proportional to the number of maxima between the enveloping wave structure. Actually there are exactly
twice the number of peaks in the one with more spacing ( the middle is 2x - 1 in order to keep symmetry).
Another trend that seems to be rather obvious is that as the number of slits increase the interference
pattern shows more local maxima and minima and that it is actually equal to the number of slits involved.
For example the (C,D) slit set which has five slits shows 3 small peaks between 2 large peaks, which is equal
to the number of slits of the set - Same goes for slit set (C,B) as it has 3 total peaks.

Sam Higginbotham

Conclusion
This lab explored the phenomena of Fresnel and Fraunhofer diffraction. Fresnel Diffraction, the interference of light coming from a source at a finite distance. The straight edge in the Fresnel Diffraction was
rather successful. We were able to get a readout with a rather defined asymptotic limit. The first time we
took that data the laser wasnt completely incident on the straight edge so our reading was rather skewed,
but after readjusting we obtained the data above. We were rather successful in matching the theoretical
maximum and minimum positions with those calculated.
The single slit was quite a bit more difficult. The analysis was easy except for finding the right values

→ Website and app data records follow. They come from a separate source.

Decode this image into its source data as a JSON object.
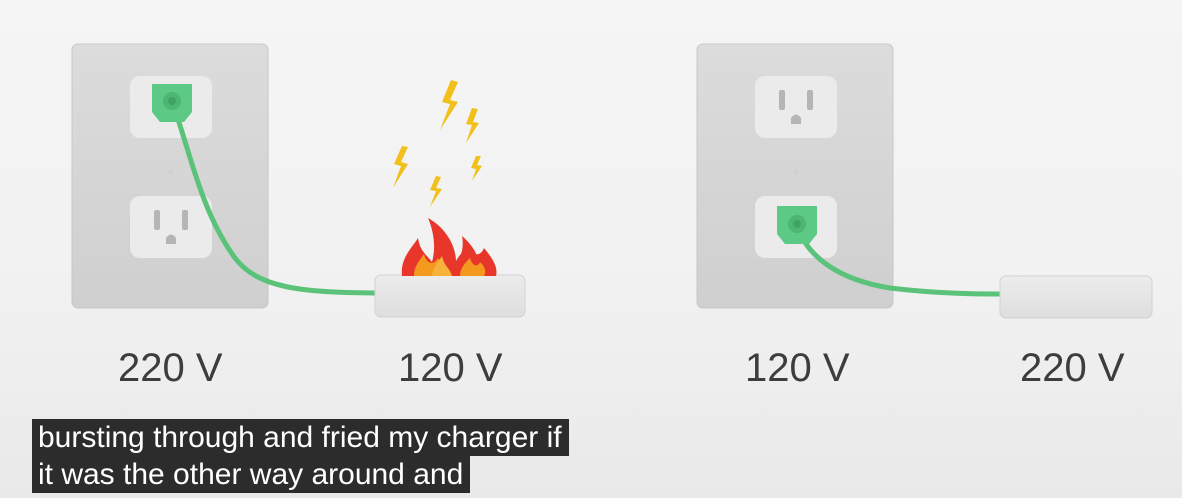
{
  "voltages": {
    "left_outlet": "220 V",
    "left_device": "120 V",
    "right_outlet": "120 V",
    "right_device": "220 V"
  },
  "captions": [
    "bursting through and fried my charger if",
    "it was the other way around and"
  ],
  "colors": {
    "plug_green": "#5cc985",
    "cord_green": "#5bc27a",
    "wall_plate": "#d6d6d6",
    "flame_red": "#e8372a",
    "flame_orange": "#f39a1e",
    "spark_yellow": "#f2c01a",
    "caption_bg": "#2c2c2c"
  },
  "icons": {
    "spark": "lightning-bolt-icon",
    "fire": "fire-icon"
  }
}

for the maxima and minima because there was no asymptotic limit to shift the graph. A more advance
course could go through and run the analysis on the Cornu Spiral to give the theoretical locations for the
maximums and minimums here. However, with the time given we were unable to do that. As such, I chose
the one sided asymptotic limit on the thinner slit to describe the l and in the larger slit I chose the width
of the main interference pattern to describe l because there was no main intensity peak.
The Fraunhofer Diffraction section was successful. The readouts obtained from the different slit sets were
able to show vastly different behavior. The size of the slit was inversely proportional to the width of the
intensity pattern. The number of slits were equal to the number of fringes minus 2 in between the main
peaks of constructive interference - the 5 slit set had 3 slits between each main slit for a total of 5 slits.
The spacing was directly proportional to the number of large constructive interference patterns between the
enveloping behavior.
In the future it might be beneficial to actually discuss in depth how one would use the Cornu spiral to
generate these interference patterns. We could also consider doing the famous experiment where Fresnel
diffraction yields a small amount of light at the center of the spherical objects shadow.